An explosion originating near the edge of the universe has been seen by an orbiting NASA telescope. The burst of gamma rays is the farthest such event ever detected. The blast, designated GRB 080913, arose from an exploding star 12.8 billion light-years away.
NASA's Swift satellite has found the most distant gamma-ray burst ever detected. The blast, designated GRB 080913, arose from an exploding star 12.8 billion light-years away.
Astronomers from around the world combined data from ground- and space-based telescopes to paint a detailed portrait of the brightest explosion ever seen. The observations reveal that the jets of the gamma-ray burst called GRB 080319B were aimed almost directly at the Earth.
Data from satellites and observatories around the globe show a jet from a powerful stellar explosion witnessed March 19 was aimed almost directly at Earth.
A European-led team of astronomers are providing hints that a recent supernova may not be as normal as initially thought.
Thanks to a fortunate observation with NASA's Swift satellite, astronomers, for the first time, have caught a normal supernova at the moment of its birth--the first instant when an exploding star begins spewing its energy into space, transforming into a supernova that during its brief lifetime will shine brighter than billions of stars combined.
A powerful stellar explosion detected March 19 by NASA's Swift satellite has shattered the record for the most distant object that could be seen with the naked eye. The explosion was a gamma ray burst.
Gamma-ray bursts are short-lived events, lasting between a few milliseconds to a few minutes. The brightest of them emit more energy in a few seconds than our Sun will emit in its whole 10 billion year lifetime.

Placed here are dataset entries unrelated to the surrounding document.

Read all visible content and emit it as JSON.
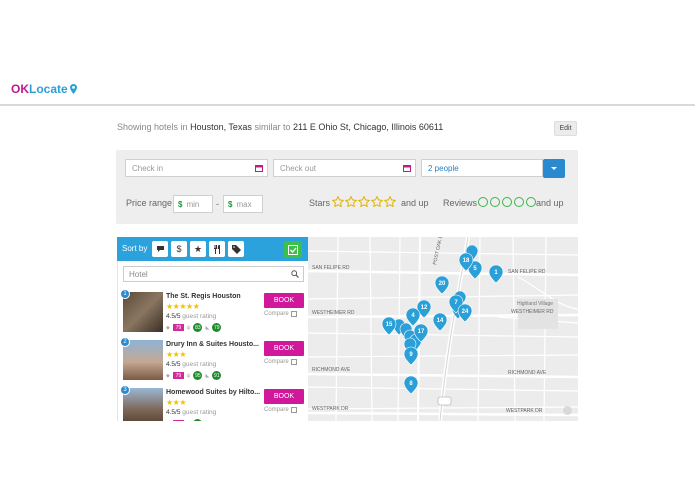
{
  "brand": {
    "name_part1": "OK",
    "name_part2": "Locate",
    "icon": "map-pin-icon",
    "color_primary": "#c2188f",
    "color_secondary": "#2a9fd8"
  },
  "summary": {
    "prefix": "Showing hotels in",
    "city": "Houston, Texas",
    "middle": "similar to",
    "address": "211 E Ohio St, Chicago, Illinois 60611",
    "edit_label": "Edit"
  },
  "search": {
    "check_in_placeholder": "Check in",
    "check_out_placeholder": "Check out",
    "guests_value": "2 people",
    "price_label": "Price range",
    "price_min_placeholder": "min",
    "price_max_placeholder": "max",
    "price_separator": "-",
    "currency_symbol": "$",
    "stars_label": "Stars",
    "stars_suffix": "and up",
    "reviews_label": "Reviews",
    "reviews_suffix": "and up"
  },
  "sort": {
    "label": "Sort by",
    "options": [
      "chat-icon",
      "dollar-icon",
      "star-icon",
      "fork-knife-icon",
      "tag-icon"
    ],
    "hotel_filter_placeholder": "Hotel"
  },
  "hotels": [
    {
      "rank": "1",
      "name": "The St. Regis Houston",
      "stars": "★★★★★",
      "rating_value": "4.5/5",
      "rating_label": "guest rating",
      "score_a": "79",
      "score_b": "83",
      "score_c": "79",
      "book_label": "BOOK",
      "compare_label": "Compare"
    },
    {
      "rank": "2",
      "name": "Drury Inn & Suites Housto...",
      "stars": "★★★",
      "rating_value": "4.5/5",
      "rating_label": "guest rating",
      "score_a": "79",
      "score_b": "95",
      "score_c": "91",
      "book_label": "BOOK",
      "compare_label": "Compare"
    },
    {
      "rank": "3",
      "name": "Homewood Suites by Hilto...",
      "stars": "★★★",
      "rating_value": "4.5/5",
      "rating_label": "guest rating",
      "score_a": "",
      "score_b": "",
      "score_c": "",
      "book_label": "BOOK",
      "compare_label": "Compare"
    }
  ],
  "map": {
    "streets": [
      "SAN FELIPE RD",
      "SAN FELIPE RD",
      "POST OAK BLVD",
      "WESTHEIMER RD",
      "WESTHEIMER RD",
      "RICHMOND AVE",
      "RICHMOND AVE",
      "WESTPARK DR",
      "WESTPARK DR",
      "Highland Village"
    ],
    "markers": [
      "1",
      "5",
      "18",
      "20",
      "12",
      "4",
      "7",
      "24",
      "15",
      "14",
      "9",
      "8",
      "17"
    ]
  },
  "colors": {
    "accent": "#2ba2dc",
    "book": "#d1179a",
    "stars": "#f2c200",
    "review_circle": "#3bb54a"
  }
}
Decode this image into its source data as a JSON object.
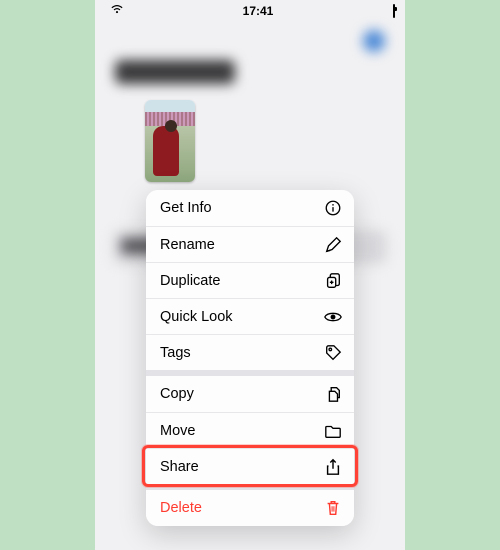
{
  "status": {
    "time": "17:41"
  },
  "background": {
    "title": "Recents"
  },
  "menu": {
    "sections": [
      {
        "items": [
          {
            "key": "get-info",
            "label": "Get Info"
          },
          {
            "key": "rename",
            "label": "Rename"
          },
          {
            "key": "duplicate",
            "label": "Duplicate"
          },
          {
            "key": "quick-look",
            "label": "Quick Look"
          },
          {
            "key": "tags",
            "label": "Tags"
          }
        ]
      },
      {
        "items": [
          {
            "key": "copy",
            "label": "Copy"
          },
          {
            "key": "move",
            "label": "Move"
          },
          {
            "key": "share",
            "label": "Share"
          }
        ]
      },
      {
        "items": [
          {
            "key": "delete",
            "label": "Delete",
            "destructive": true
          }
        ]
      }
    ]
  },
  "highlight_item_key": "share"
}
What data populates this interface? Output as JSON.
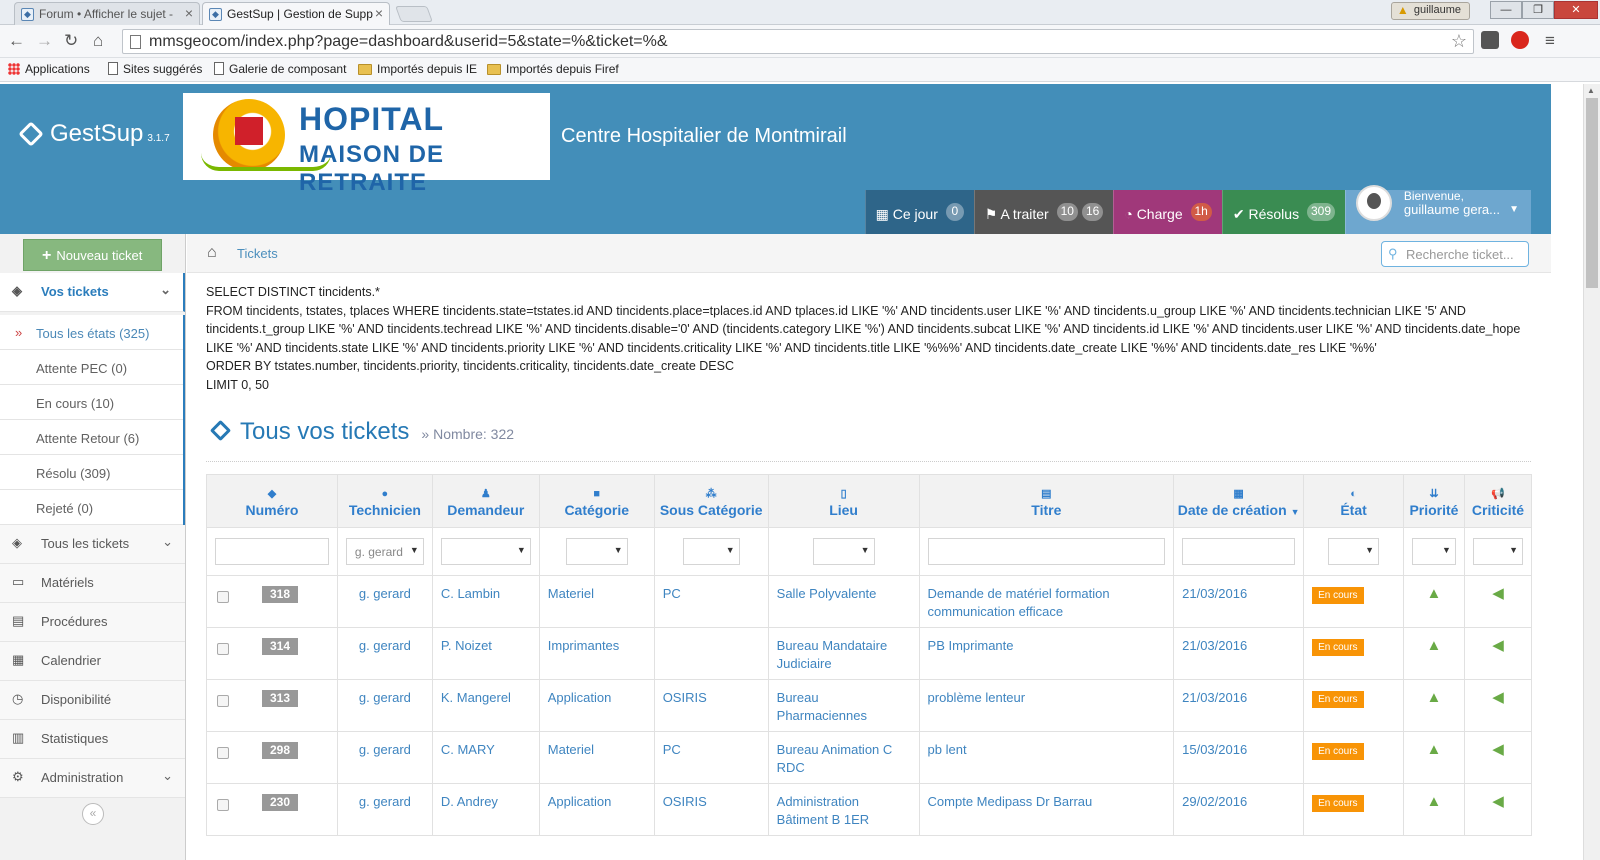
{
  "browser": {
    "tabs": [
      {
        "title": "Forum • Afficher le sujet -"
      },
      {
        "title": "GestSup | Gestion de Supp"
      }
    ],
    "window_user": "guillaume",
    "url": "mmsgeocom/index.php?page=dashboard&userid=5&state=%&ticket=%&",
    "bookmarks": [
      "Applications",
      "Sites suggérés",
      "Galerie de composant",
      "Importés depuis IE",
      "Importés depuis Firef"
    ]
  },
  "header": {
    "app_name": "GestSup",
    "version": "3.1.7",
    "logo_line1": "HOPITAL",
    "logo_line2": "MAISON DE RETRAITE",
    "center_name": "Centre Hospitalier de Montmirail",
    "buttons": {
      "today": {
        "label": "Ce jour",
        "badge": "0"
      },
      "todo": {
        "label": "A traiter",
        "badge1": "10",
        "badge2": "16"
      },
      "charge": {
        "label": "Charge",
        "badge": "1h"
      },
      "resolved": {
        "label": "Résolus",
        "badge": "309"
      }
    },
    "user": {
      "greeting": "Bienvenue,",
      "name": "guillaume gera..."
    }
  },
  "sidebar": {
    "new_ticket": "Nouveau ticket",
    "my_tickets": "Vos tickets",
    "states": [
      "Tous les états (325)",
      "Attente PEC (0)",
      "En cours (10)",
      "Attente Retour (6)",
      "Résolu (309)",
      "Rejeté (0)"
    ],
    "items": [
      "Tous les tickets",
      "Matériels",
      "Procédures",
      "Calendrier",
      "Disponibilité",
      "Statistiques",
      "Administration"
    ]
  },
  "breadcrumb": "Tickets",
  "search_placeholder": "Recherche ticket...",
  "sql": {
    "l1": "SELECT DISTINCT tincidents.*",
    "l2": "FROM tincidents, tstates, tplaces WHERE tincidents.state=tstates.id AND tincidents.place=tplaces.id AND tplaces.id LIKE '%' AND tincidents.user LIKE '%' AND tincidents.u_group LIKE '%' AND tincidents.technician LIKE '5' AND tincidents.t_group LIKE '%' AND tincidents.techread LIKE '%' AND tincidents.disable='0' AND (tincidents.category LIKE '%') AND tincidents.subcat LIKE '%' AND tincidents.id LIKE '%' AND tincidents.user LIKE '%' AND tincidents.date_hope LIKE '%' AND tincidents.state LIKE '%' AND tincidents.priority LIKE '%' AND tincidents.criticality LIKE '%' AND tincidents.title LIKE '%%%' AND tincidents.date_create LIKE '%%' AND tincidents.date_res LIKE '%%'",
    "l3": "ORDER BY tstates.number, tincidents.priority, tincidents.criticality, tincidents.date_create DESC",
    "l4": "LIMIT 0, 50"
  },
  "page": {
    "title": "Tous vos tickets",
    "count_label": "Nombre: 322"
  },
  "table": {
    "headers": [
      "Numéro",
      "Technicien",
      "Demandeur",
      "Catégorie",
      "Sous Catégorie",
      "Lieu",
      "Titre",
      "Date de création",
      "État",
      "Priorité",
      "Criticité"
    ],
    "tech_filter": "g. gerard",
    "rows": [
      {
        "num": "318",
        "tech": "g. gerard",
        "req": "C. Lambin",
        "cat": "Materiel",
        "subcat": "PC",
        "place": "Salle Polyvalente",
        "title": "Demande de matériel formation communication efficace",
        "date": "21/03/2016",
        "state": "En cours"
      },
      {
        "num": "314",
        "tech": "g. gerard",
        "req": "P. Noizet",
        "cat": "Imprimantes",
        "subcat": "",
        "place": "Bureau Mandataire Judiciaire",
        "title": "PB Imprimante",
        "date": "21/03/2016",
        "state": "En cours"
      },
      {
        "num": "313",
        "tech": "g. gerard",
        "req": "K. Mangerel",
        "cat": "Application",
        "subcat": "OSIRIS",
        "place": "Bureau Pharmaciennes",
        "title": "problème lenteur",
        "date": "21/03/2016",
        "state": "En cours"
      },
      {
        "num": "298",
        "tech": "g. gerard",
        "req": "C. MARY",
        "cat": "Materiel",
        "subcat": "PC",
        "place": "Bureau Animation C RDC",
        "title": "pb lent",
        "date": "15/03/2016",
        "state": "En cours"
      },
      {
        "num": "230",
        "tech": "g. gerard",
        "req": "D. Andrey",
        "cat": "Application",
        "subcat": "OSIRIS",
        "place": "Administration Bâtiment B 1ER",
        "title": "Compte Medipass Dr Barrau",
        "date": "29/02/2016",
        "state": "En cours"
      }
    ]
  }
}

Using the powerful one-two combo of NASAâ€™s Swift satellite and the Gemini Observatory, astronomers from a number of institutions, including Johns Hopkins, have detected a mysterious type of cosmic explosion farther back in time than ever before.